The records below are to be repeated exactly, and their pictures left out.

=== Data for review ===

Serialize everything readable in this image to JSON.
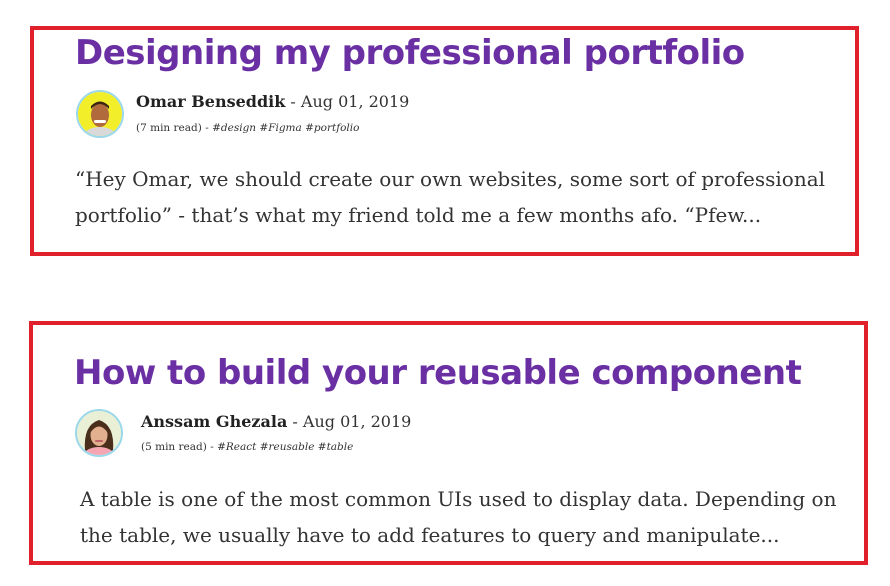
{
  "posts": [
    {
      "title": "Designing my professional portfolio",
      "author": "Omar Benseddik",
      "separator": "-",
      "date": "Aug 01, 2019",
      "read_time": "(7 min read)",
      "dash": "-",
      "tags": "#design #Figma #portfolio",
      "excerpt": "“Hey Omar, we should create our own websites, some sort of professional portfolio” - that’s what my friend told me a few months afo. “Pfew...",
      "avatar_icon": "avatar-man",
      "avatar_bg": "#f2ef2a"
    },
    {
      "title": "How to build your reusable component",
      "author": "Anssam Ghezala",
      "separator": "-",
      "date": "Aug 01, 2019",
      "read_time": "(5 min read)",
      "dash": "-",
      "tags": "#React #reusable #table",
      "excerpt": "A table is one of the most common UIs used to display data. Depending on the table, we usually have to add features to query and manipulate...",
      "avatar_icon": "avatar-woman",
      "avatar_bg": "#e9f0d6"
    }
  ],
  "colors": {
    "card_border": "#e0202a",
    "title": "#6a2fa3",
    "avatar_ring": "#9ad8ea"
  }
}
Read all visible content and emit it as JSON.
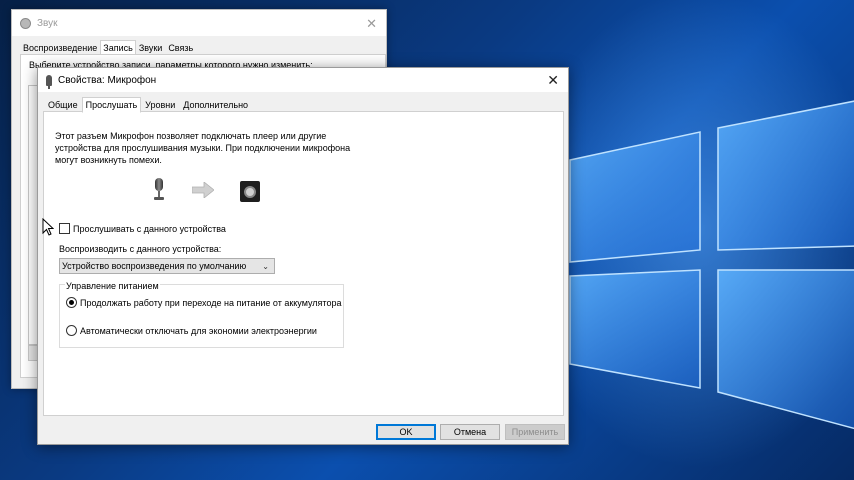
{
  "back_window": {
    "title": "Звук",
    "tabs": [
      "Воспроизведение",
      "Запись",
      "Звуки",
      "Связь"
    ],
    "active_tab_index": 1,
    "hint": "Выберите устройство записи, параметры которого нужно изменить:"
  },
  "dialog": {
    "title": "Свойства: Микрофон",
    "tabs": [
      "Общие",
      "Прослушать",
      "Уровни",
      "Дополнительно"
    ],
    "active_tab_index": 1,
    "description_lines": [
      "Этот разъем Микрофон позволяет подключать плеер или другие",
      "устройства для прослушивания музыки. При подключении микрофона",
      "могут возникнуть помехи."
    ],
    "listen_checkbox": {
      "label": "Прослушивать с данного устройства",
      "checked": false
    },
    "playback_label": "Воспроизводить с данного устройства:",
    "playback_select": {
      "value": "Устройство воспроизведения по умолчанию"
    },
    "power": {
      "legend": "Управление питанием",
      "options": [
        {
          "label": "Продолжать работу при переходе на питание от аккумулятора",
          "selected": true
        },
        {
          "label": "Автоматически отключать для экономии электроэнергии",
          "selected": false
        }
      ]
    },
    "buttons": {
      "ok": "OK",
      "cancel": "Отмена",
      "apply": "Применить"
    }
  },
  "icons": {
    "back_title_icon": "speaker-icon",
    "dialog_title_icon": "microphone-icon",
    "source_icon": "microphone-icon",
    "flow_icon": "arrow-right-icon",
    "target_icon": "speaker-icon"
  },
  "colors": {
    "accent": "#0078d7",
    "desktop_blue": "#0b4fae"
  }
}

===

(Completed task):
Serialize everything readable in this image to JSON.
{
  "posts": [
    {
      "title": "Designing my professional portfolio",
      "author": "Omar Benseddik",
      "separator": "-",
      "date": "Aug 01, 2019",
      "read_time": "(7 min read)",
      "dash": "-",
      "tags": "#design #Figma #portfolio",
      "excerpt": "“Hey Omar, we should create our own websites, some sort of professional portfolio” - that’s what my friend told me a few months afo. “Pfew...",
      "avatar_icon": "avatar-man",
      "avatar_bg": "#f2ef2a"
    },
    {
      "title": "How to build your reusable component",
      "author": "Anssam Ghezala",
      "separator": "-",
      "date": "Aug 01, 2019",
      "read_time": "(5 min read)",
      "dash": "-",
      "tags": "#React #reusable #table",
      "excerpt": "A table is one of the most common UIs used to display data. Depending on the table, we usually have to add features to query and manipulate...",
      "avatar_icon": "avatar-woman",
      "avatar_bg": "#e9f0d6"
    }
  ],
  "colors": {
    "card_border": "#e0202a",
    "title": "#6a2fa3",
    "avatar_ring": "#9ad8ea"
  }
}
Read all visible content and emit it as JSON.
{
  "back_window": {
    "title": "Звук",
    "tabs": [
      "Воспроизведение",
      "Запись",
      "Звуки",
      "Связь"
    ],
    "active_tab_index": 1,
    "hint": "Выберите устройство записи, параметры которого нужно изменить:"
  },
  "dialog": {
    "title": "Свойства: Микрофон",
    "tabs": [
      "Общие",
      "Прослушать",
      "Уровни",
      "Дополнительно"
    ],
    "active_tab_index": 1,
    "description_lines": [
      "Этот разъем Микрофон позволяет подключать плеер или другие",
      "устройства для прослушивания музыки. При подключении микрофона",
      "могут возникнуть помехи."
    ],
    "listen_checkbox": {
      "label": "Прослушивать с данного устройства",
      "checked": false
    },
    "playback_label": "Воспроизводить с данного устройства:",
    "playback_select": {
      "value": "Устройство воспроизведения по умолчанию"
    },
    "power": {
      "legend": "Управление питанием",
      "options": [
        {
          "label": "Продолжать работу при переходе на питание от аккумулятора",
          "selected": true
        },
        {
          "label": "Автоматически отключать для экономии электроэнергии",
          "selected": false
        }
      ]
    },
    "buttons": {
      "ok": "OK",
      "cancel": "Отмена",
      "apply": "Применить"
    }
  },
  "icons": {
    "back_title_icon": "speaker-icon",
    "dialog_title_icon": "microphone-icon",
    "source_icon": "microphone-icon",
    "flow_icon": "arrow-right-icon",
    "target_icon": "speaker-icon"
  },
  "colors": {
    "accent": "#0078d7",
    "desktop_blue": "#0b4fae"
  }
}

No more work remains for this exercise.